It can be a frustrating, confusing, and exhausting time.

Your baby was sleeping well, and you thought things were only going to get better. There were long stretches at night, then suddenly, your baby started waking every two to three hours again, or every hour, or every 45 minutes.

Often this begins just after 3 months of age and can last a few weeks before we finally realize that they have regressed.

The four-month sleep regression is in fact, not a regression at all. I’ll explain why. An actual regression in sleep is the result of development milestones (rolling both directions, crawling, walking), or a setback due to sickness or travel. When sleep regressions of these types appear, we see babies who go from sleeping through the night turn into babies who wake and cry out in the night or have difficulty going to sleep. With consistent adherence to the baby’s regular sleep routine, the baby’s healthy sleep habits should soon reappear, often within a week or two.

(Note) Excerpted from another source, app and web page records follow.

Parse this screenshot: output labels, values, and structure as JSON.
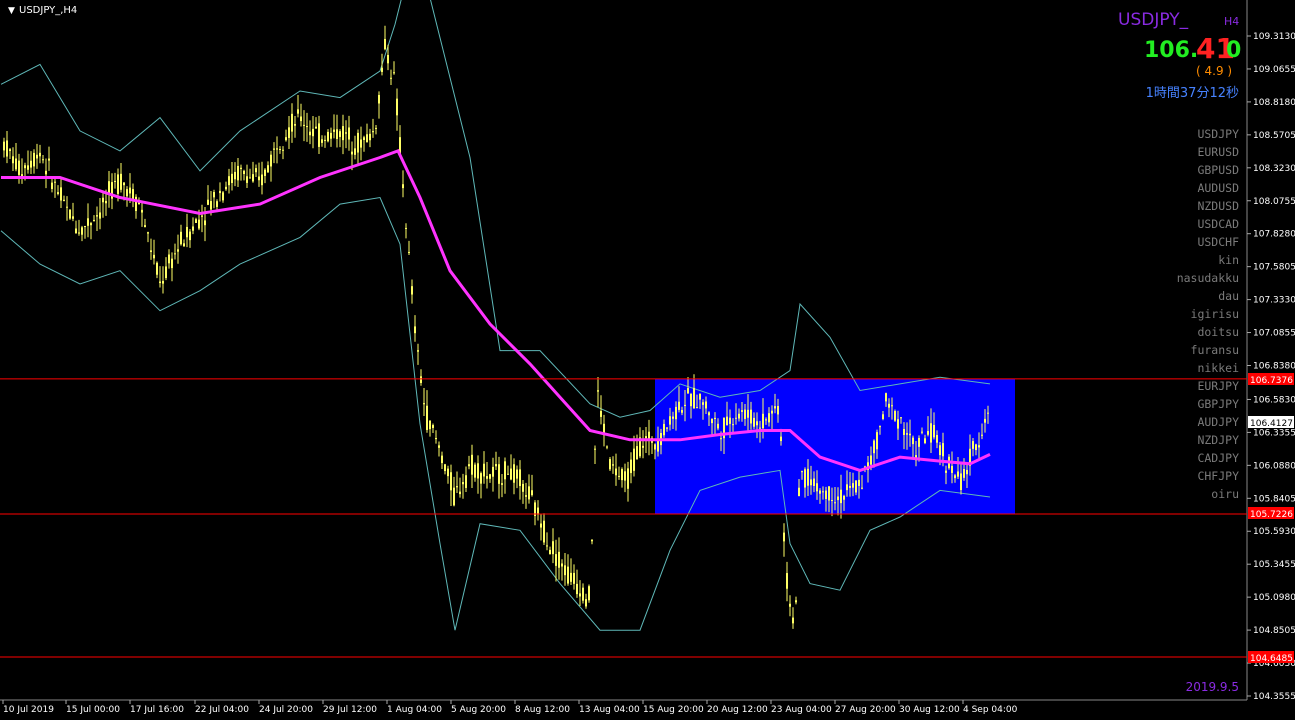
{
  "window": {
    "title": "USDJPY_,H4",
    "menu_glyph": "▼"
  },
  "info": {
    "symbol": "USDJPY_",
    "timeframe": "H4",
    "price_main": "106.",
    "price_big": "41",
    "price_last": "0",
    "spread": "( 4.9 )",
    "countdown": "1時間37分12秒",
    "date": "2019.9.5"
  },
  "symbol_list": [
    "USDJPY",
    "EURUSD",
    "GBPUSD",
    "AUDUSD",
    "NZDUSD",
    "USDCAD",
    "USDCHF",
    "kin",
    "nasudakku",
    "dau",
    "igirisu",
    "doitsu",
    "furansu",
    "nikkei",
    "EURJPY",
    "GBPJPY",
    "AUDJPY",
    "NZDJPY",
    "CADJPY",
    "CHFJPY",
    "oiru"
  ],
  "price_labels": {
    "upper_line": "106.7376",
    "current": "106.4127",
    "lower_line": "105.7226",
    "bottom_line": "104.6485"
  },
  "colors": {
    "background": "#000000",
    "candles": "#ffff66",
    "moving_average": "#ff33ff",
    "bollinger": "#5fb8b8",
    "range_box": "#0000ff",
    "hlines": "#ff0000",
    "symbol_title": "#8a2be2",
    "price_green": "#22ee22",
    "price_red": "#ff2222",
    "spread": "#ff8c00",
    "countdown": "#4682ff",
    "symbol_list": "#7a7a7a",
    "axis_text": "#ffffff"
  },
  "chart_data": {
    "type": "candlestick",
    "y_ticks": [
      "109.3130",
      "109.0655",
      "108.8180",
      "108.5705",
      "108.3230",
      "108.0755",
      "107.8280",
      "107.5805",
      "107.3330",
      "107.0855",
      "106.8380",
      "106.5830",
      "106.3355",
      "106.0880",
      "105.8405",
      "105.5930",
      "105.3455",
      "105.0980",
      "104.8505",
      "104.6030",
      "104.3555"
    ],
    "ylim": [
      104.3555,
      109.313
    ],
    "x_ticks": [
      "10 Jul 2019",
      "15 Jul 00:00",
      "17 Jul 16:00",
      "22 Jul 04:00",
      "24 Jul 20:00",
      "29 Jul 12:00",
      "1 Aug 04:00",
      "5 Aug 20:00",
      "8 Aug 12:00",
      "13 Aug 04:00",
      "15 Aug 20:00",
      "20 Aug 12:00",
      "23 Aug 04:00",
      "27 Aug 20:00",
      "30 Aug 12:00",
      "4 Sep 04:00"
    ],
    "horizontal_lines": [
      106.7376,
      105.7226,
      104.6485
    ],
    "current_price": 106.4127,
    "range_box": {
      "from": "15 Aug 20:00",
      "to": "5 Sep",
      "high": 106.7376,
      "low": 105.7226
    },
    "series": [
      {
        "kind": "price",
        "points": [
          [
            1,
            108.55
          ],
          [
            20,
            108.3
          ],
          [
            40,
            108.45
          ],
          [
            60,
            108.1
          ],
          [
            80,
            107.85
          ],
          [
            100,
            108.0
          ],
          [
            120,
            108.25
          ],
          [
            140,
            108.05
          ],
          [
            160,
            107.45
          ],
          [
            180,
            107.75
          ],
          [
            200,
            107.95
          ],
          [
            220,
            108.15
          ],
          [
            240,
            108.3
          ],
          [
            260,
            108.2
          ],
          [
            280,
            108.55
          ],
          [
            300,
            108.7
          ],
          [
            320,
            108.55
          ],
          [
            340,
            108.6
          ],
          [
            360,
            108.5
          ],
          [
            375,
            108.6
          ],
          [
            385,
            109.25
          ],
          [
            395,
            108.95
          ],
          [
            405,
            108.0
          ],
          [
            415,
            107.1
          ],
          [
            425,
            106.5
          ],
          [
            440,
            106.2
          ],
          [
            455,
            105.85
          ],
          [
            470,
            106.1
          ],
          [
            490,
            106.0
          ],
          [
            510,
            106.05
          ],
          [
            530,
            105.85
          ],
          [
            550,
            105.5
          ],
          [
            570,
            105.25
          ],
          [
            590,
            105.1
          ],
          [
            597,
            106.65
          ],
          [
            610,
            106.1
          ],
          [
            625,
            105.95
          ],
          [
            640,
            106.25
          ],
          [
            660,
            106.3
          ],
          [
            680,
            106.55
          ],
          [
            700,
            106.6
          ],
          [
            720,
            106.35
          ],
          [
            740,
            106.5
          ],
          [
            760,
            106.4
          ],
          [
            780,
            106.55
          ],
          [
            785,
            105.3
          ],
          [
            795,
            104.85
          ],
          [
            800,
            106.05
          ],
          [
            820,
            105.9
          ],
          [
            840,
            105.85
          ],
          [
            860,
            105.95
          ],
          [
            875,
            106.2
          ],
          [
            885,
            106.55
          ],
          [
            900,
            106.45
          ],
          [
            915,
            106.2
          ],
          [
            930,
            106.35
          ],
          [
            945,
            106.15
          ],
          [
            960,
            105.95
          ],
          [
            975,
            106.2
          ],
          [
            990,
            106.55
          ]
        ]
      },
      {
        "kind": "moving_average",
        "points": [
          [
            1,
            108.25
          ],
          [
            60,
            108.25
          ],
          [
            120,
            108.1
          ],
          [
            200,
            107.98
          ],
          [
            260,
            108.05
          ],
          [
            320,
            108.25
          ],
          [
            380,
            108.4
          ],
          [
            398,
            108.45
          ],
          [
            420,
            108.1
          ],
          [
            450,
            107.55
          ],
          [
            490,
            107.15
          ],
          [
            530,
            106.85
          ],
          [
            560,
            106.6
          ],
          [
            590,
            106.35
          ],
          [
            630,
            106.28
          ],
          [
            680,
            106.28
          ],
          [
            720,
            106.32
          ],
          [
            760,
            106.35
          ],
          [
            790,
            106.35
          ],
          [
            820,
            106.15
          ],
          [
            860,
            106.05
          ],
          [
            900,
            106.15
          ],
          [
            940,
            106.12
          ],
          [
            970,
            106.1
          ],
          [
            990,
            106.17
          ]
        ]
      },
      {
        "kind": "bollinger_upper",
        "points": [
          [
            1,
            108.95
          ],
          [
            40,
            109.1
          ],
          [
            80,
            108.6
          ],
          [
            120,
            108.45
          ],
          [
            160,
            108.7
          ],
          [
            200,
            108.3
          ],
          [
            240,
            108.6
          ],
          [
            300,
            108.9
          ],
          [
            340,
            108.85
          ],
          [
            380,
            109.05
          ],
          [
            395,
            109.4
          ],
          [
            405,
            109.7
          ],
          [
            430,
            109.6
          ],
          [
            470,
            108.4
          ],
          [
            500,
            106.95
          ],
          [
            540,
            106.95
          ],
          [
            590,
            106.55
          ],
          [
            620,
            106.45
          ],
          [
            650,
            106.5
          ],
          [
            680,
            106.7
          ],
          [
            720,
            106.6
          ],
          [
            760,
            106.65
          ],
          [
            790,
            106.8
          ],
          [
            800,
            107.3
          ],
          [
            830,
            107.05
          ],
          [
            860,
            106.65
          ],
          [
            900,
            106.7
          ],
          [
            940,
            106.75
          ],
          [
            990,
            106.7
          ]
        ]
      },
      {
        "kind": "bollinger_lower",
        "points": [
          [
            1,
            107.85
          ],
          [
            40,
            107.6
          ],
          [
            80,
            107.45
          ],
          [
            120,
            107.55
          ],
          [
            160,
            107.25
          ],
          [
            200,
            107.4
          ],
          [
            240,
            107.6
          ],
          [
            300,
            107.8
          ],
          [
            340,
            108.05
          ],
          [
            380,
            108.1
          ],
          [
            400,
            107.75
          ],
          [
            420,
            106.4
          ],
          [
            440,
            105.5
          ],
          [
            455,
            104.85
          ],
          [
            480,
            105.65
          ],
          [
            520,
            105.6
          ],
          [
            560,
            105.2
          ],
          [
            600,
            104.85
          ],
          [
            640,
            104.85
          ],
          [
            670,
            105.45
          ],
          [
            700,
            105.9
          ],
          [
            740,
            106.0
          ],
          [
            780,
            106.05
          ],
          [
            790,
            105.5
          ],
          [
            810,
            105.2
          ],
          [
            840,
            105.15
          ],
          [
            870,
            105.6
          ],
          [
            900,
            105.7
          ],
          [
            940,
            105.9
          ],
          [
            990,
            105.85
          ]
        ]
      }
    ]
  }
}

What is happening around four months is different from an actual regression. Your child’s sleep is becoming less like that of a newborn and more like that of a child, with actual sleep cycles of around 40 minutes.

We all wake at night, often, but for us we can get back to sleep so quickly by rolling over that we don’t fully wake up. For babies who can’t go back to sleep on their own after they wake from a sleep cycle, they may cry out for whatever method was used to help them go to sleep in the first place.

Newborn babies can often fall asleep pretty quickly and easily. You could either hold your baby, wear your baby, nurse your baby, rock your baby, bottle feed your baby, and most likely, your baby fell asleep easily. Somewhere around the third to fourth month of your baby’s life, your baby’s brain begins to mature. They are more aware of their surroundings, and they spend less time in REM sleep and a lot more time in light-stage sleep, which can make it more difficult for them to fall asleep assisted.

A four-month-old, like an adult, moves more slowly through the stages of sleep, from being sleepy to light sleep, then to deep sleep. While you can rock your two-month-old to sleep in 15 minutes, and put him down, if you try rocking your four-month-old to sleep he will likely startle awake as soon as you put him down. This is because he was still in the light stages of sleep when you tried to put him down. If you want to continue to rock your baby to sleep, it can take a very long time before he finally falls into a deep sleep allowing you to put him down without startling him awake.

Around four months of age, your baby also spends more time in non-REM deep sleep. This means that when he finishes a sleep cycle in the night (thereby experiencing a partial awakening), it can be troubling if he doesn’t know how to get himself back to sleep, and transition to the next sleep cycle. Those normal partial arousals we all experience (even adults wake up to 4 times a night) are now very obvious to him. If he hasn’t had practice getting from drowsy to asleep on his own, it becomes a big problem. It isn’t that your baby is waking more often, it’s that he doesn’t have the skills to get back to sleep on his own and is looking for whatever helped him fall asleep at bedtime (nursing to sleep, rocking to sleep, bottle feeding to sleep, etc). These are referred to as his “sleep props”. Nursing or bottle-feeding by itself is a problem, but when it is a vehicle to get a baby to go to sleep, these problems can be known to happen.

On a lighter note, the four-month regression doesn’t affect every baby! There are babies whose parents have worked from the beginning to establish healthy sleep habits, and these babies tend to sail right through this time unaffected, or with very little disruption to their sleep. If you are finding that you are struggling through this time right now, or that you never found your way out of it, book a call so that we can talk about your own child’s individual sleep issues.